What's worse is, by not calling a spade a spade in Game 2, LaRussa has directly put his team in a 2 games to 1 hole before they even play Game 3. Why? Because if you were a Cardinals player (not counting perennial LaRussa-hater Scott Rolen) wouldn't you be just a little miffed (and subsequently off your game tonight) if you knew your manager didn't have your back? I mean, come on- you and your team had a built-in excuse (and rally cry for Game 3) to chalk up a Game 2 loss to cheating, instead you took the high road, then took the low road and metaphorically castrated your HFA gained after a Game 1 win because everyone now feels cheated because they didn't have a chance to say they had been cheated.
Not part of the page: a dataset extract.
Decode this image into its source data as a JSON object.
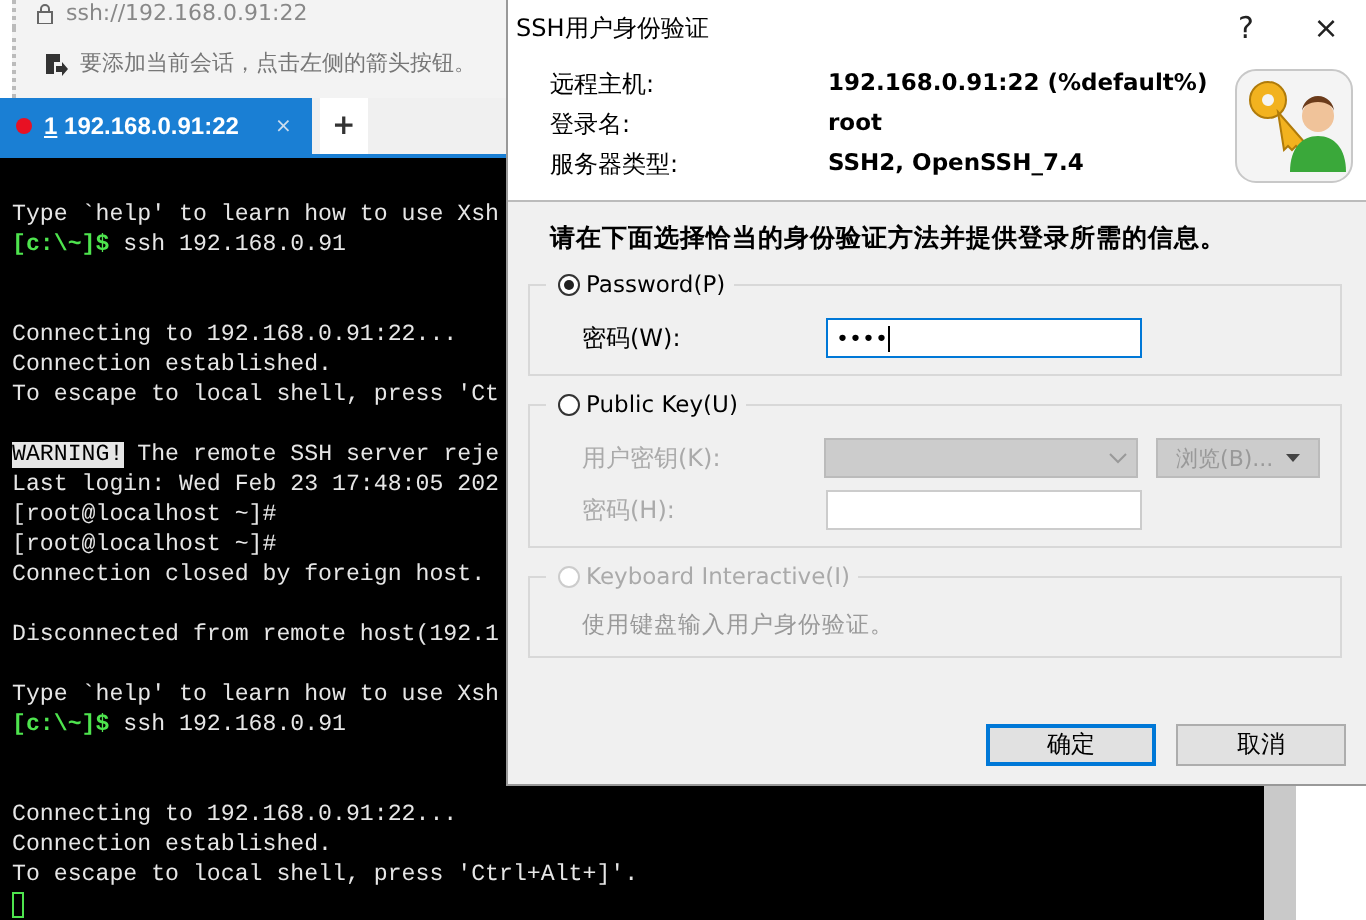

Do you see the absolute conundrum here for Cardinals players (and fans)? Tonight is lose/lose. If you win, you know you got cheated out of a 3-0 WS lead and near-lock for the title in perhaps the greatest upset (to steal a Shanoff phrase) "of the ESPN Era". Better than the Red Sox '04 ALCS 0-3 comeback? Maybe not, but as I said in a previous post, all the "experts" virtually condemned the Tigers when the Detroit sweep talk was conceived before the WS started. At the time I said Murphy's Law will step in and the Cards would win in 7. But maybe it's worse than even that classic scenario. Maybe the Cardinals reel off the next 3 wins (at home), win the title 4 games to 1 and they get the time-tested, MLB-approved * in the history books.

2006 World Series: Cardinals 4 games Tigers 1 game*

* Should have been a sweep (and greatest upset of all time contender) if LaRussa had just rallied his troops before the Game 2 loss became apparent).

Sure, that may be 1 long footnote, but in this day and age of all things media, just winning is not enough anymore. Sure, no one remembers the events 10 years from now (I'd argue, by the start of next Spring Training more likely), but that's what asterisks are for- to remind us what should have happened.

If the Cards lose (more likely), they just handed Detroit back the HFA, are legitimately down 2-1 and have begun a 2-game losing streak with a demoralized team psyche- all thanks to Tony "a spade's not a spade... oh wait, yeah it is" LaRussa's fence hopping. It's this type of decision-making that will make LaRussa 1-4 for his career in World Series matchups.

Don't hate the playa, hate the manage-a.

dogomoreno said...

With all the talk of the biggest upset of all time if the cards win this thing, let me remind you that La Russa must have a talk about that, his Oakland A's from 88-90, were upset twice by not only inferior but atroucious teams compared to his team.
Those A's were more loaded than this year Tigers, and this year Cards is a better team than the 88 Dodgers.